Exercise details: Lines from the listing that hold the string "JSON" are what you should return.

Provided material:
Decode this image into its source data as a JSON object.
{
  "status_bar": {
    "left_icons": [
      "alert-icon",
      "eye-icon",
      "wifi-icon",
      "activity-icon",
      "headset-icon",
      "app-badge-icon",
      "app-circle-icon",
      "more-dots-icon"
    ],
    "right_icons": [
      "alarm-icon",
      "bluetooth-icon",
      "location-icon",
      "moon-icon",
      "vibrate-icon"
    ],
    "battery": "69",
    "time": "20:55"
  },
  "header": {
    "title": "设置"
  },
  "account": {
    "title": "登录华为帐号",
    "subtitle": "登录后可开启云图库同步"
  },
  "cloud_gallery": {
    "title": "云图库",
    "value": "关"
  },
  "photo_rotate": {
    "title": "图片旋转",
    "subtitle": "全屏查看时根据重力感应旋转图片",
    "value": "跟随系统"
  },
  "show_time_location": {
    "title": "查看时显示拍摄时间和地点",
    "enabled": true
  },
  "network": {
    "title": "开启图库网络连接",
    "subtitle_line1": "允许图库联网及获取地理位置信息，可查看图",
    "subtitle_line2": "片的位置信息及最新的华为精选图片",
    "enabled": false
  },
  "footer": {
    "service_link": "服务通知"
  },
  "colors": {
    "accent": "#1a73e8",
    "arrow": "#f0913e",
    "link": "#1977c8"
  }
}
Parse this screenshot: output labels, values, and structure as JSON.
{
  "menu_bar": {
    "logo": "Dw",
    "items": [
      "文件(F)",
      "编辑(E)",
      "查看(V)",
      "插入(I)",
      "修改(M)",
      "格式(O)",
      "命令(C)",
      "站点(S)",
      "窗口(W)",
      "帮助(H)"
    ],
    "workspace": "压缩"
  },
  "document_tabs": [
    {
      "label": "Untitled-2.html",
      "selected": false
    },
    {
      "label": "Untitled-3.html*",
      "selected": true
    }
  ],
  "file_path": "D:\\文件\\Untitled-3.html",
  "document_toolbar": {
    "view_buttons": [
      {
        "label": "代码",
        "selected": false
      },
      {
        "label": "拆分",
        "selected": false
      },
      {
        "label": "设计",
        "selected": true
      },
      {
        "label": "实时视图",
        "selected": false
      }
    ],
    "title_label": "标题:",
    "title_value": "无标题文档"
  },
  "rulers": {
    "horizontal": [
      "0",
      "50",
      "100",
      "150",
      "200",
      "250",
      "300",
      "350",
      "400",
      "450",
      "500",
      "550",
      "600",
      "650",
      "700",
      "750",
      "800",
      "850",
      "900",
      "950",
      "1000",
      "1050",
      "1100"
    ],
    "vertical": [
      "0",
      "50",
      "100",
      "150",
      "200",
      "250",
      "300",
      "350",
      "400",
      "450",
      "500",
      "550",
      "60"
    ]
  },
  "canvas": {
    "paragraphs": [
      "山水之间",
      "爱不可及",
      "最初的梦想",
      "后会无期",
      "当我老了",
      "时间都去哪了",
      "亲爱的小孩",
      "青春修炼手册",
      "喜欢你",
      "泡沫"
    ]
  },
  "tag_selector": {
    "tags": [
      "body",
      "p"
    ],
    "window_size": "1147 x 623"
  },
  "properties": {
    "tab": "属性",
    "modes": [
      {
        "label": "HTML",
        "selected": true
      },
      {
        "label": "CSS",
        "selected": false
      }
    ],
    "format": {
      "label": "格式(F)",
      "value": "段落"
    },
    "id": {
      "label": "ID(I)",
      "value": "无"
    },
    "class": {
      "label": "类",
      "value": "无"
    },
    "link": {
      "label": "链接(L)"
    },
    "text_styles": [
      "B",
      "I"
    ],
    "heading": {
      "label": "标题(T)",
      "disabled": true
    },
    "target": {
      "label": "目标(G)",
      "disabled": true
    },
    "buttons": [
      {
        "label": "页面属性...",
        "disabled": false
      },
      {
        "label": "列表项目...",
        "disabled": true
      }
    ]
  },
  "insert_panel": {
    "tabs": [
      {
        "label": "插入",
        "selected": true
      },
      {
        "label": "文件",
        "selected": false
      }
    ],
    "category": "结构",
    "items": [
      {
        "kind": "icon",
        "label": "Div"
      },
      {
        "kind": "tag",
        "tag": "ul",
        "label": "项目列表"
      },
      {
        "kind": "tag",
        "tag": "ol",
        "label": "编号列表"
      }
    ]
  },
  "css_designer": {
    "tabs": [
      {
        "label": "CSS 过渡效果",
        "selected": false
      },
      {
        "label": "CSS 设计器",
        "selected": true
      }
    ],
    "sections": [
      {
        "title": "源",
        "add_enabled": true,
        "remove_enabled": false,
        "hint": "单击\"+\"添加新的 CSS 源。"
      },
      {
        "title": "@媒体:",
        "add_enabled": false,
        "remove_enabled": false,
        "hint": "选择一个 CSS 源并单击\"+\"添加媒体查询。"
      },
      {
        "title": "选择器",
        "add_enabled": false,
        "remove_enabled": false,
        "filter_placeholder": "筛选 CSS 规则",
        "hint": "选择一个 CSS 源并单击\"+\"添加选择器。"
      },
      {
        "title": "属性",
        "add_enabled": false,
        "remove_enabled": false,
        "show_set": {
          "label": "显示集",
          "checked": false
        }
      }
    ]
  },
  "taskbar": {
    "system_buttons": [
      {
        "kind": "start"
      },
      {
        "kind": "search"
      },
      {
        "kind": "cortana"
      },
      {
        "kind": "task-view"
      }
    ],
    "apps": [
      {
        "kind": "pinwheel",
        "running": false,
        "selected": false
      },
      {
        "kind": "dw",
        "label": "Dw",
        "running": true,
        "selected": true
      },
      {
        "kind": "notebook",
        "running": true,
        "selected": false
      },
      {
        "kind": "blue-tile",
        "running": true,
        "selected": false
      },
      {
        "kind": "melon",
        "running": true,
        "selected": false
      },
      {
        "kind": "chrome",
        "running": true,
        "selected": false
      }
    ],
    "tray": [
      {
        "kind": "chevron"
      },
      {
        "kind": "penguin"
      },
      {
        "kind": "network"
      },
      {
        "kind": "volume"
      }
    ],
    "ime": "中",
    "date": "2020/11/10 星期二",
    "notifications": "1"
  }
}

Task solution:
Decode this image into its source data as a JSON object.
Parse this screenshot: output labels, values, and structure as JSON.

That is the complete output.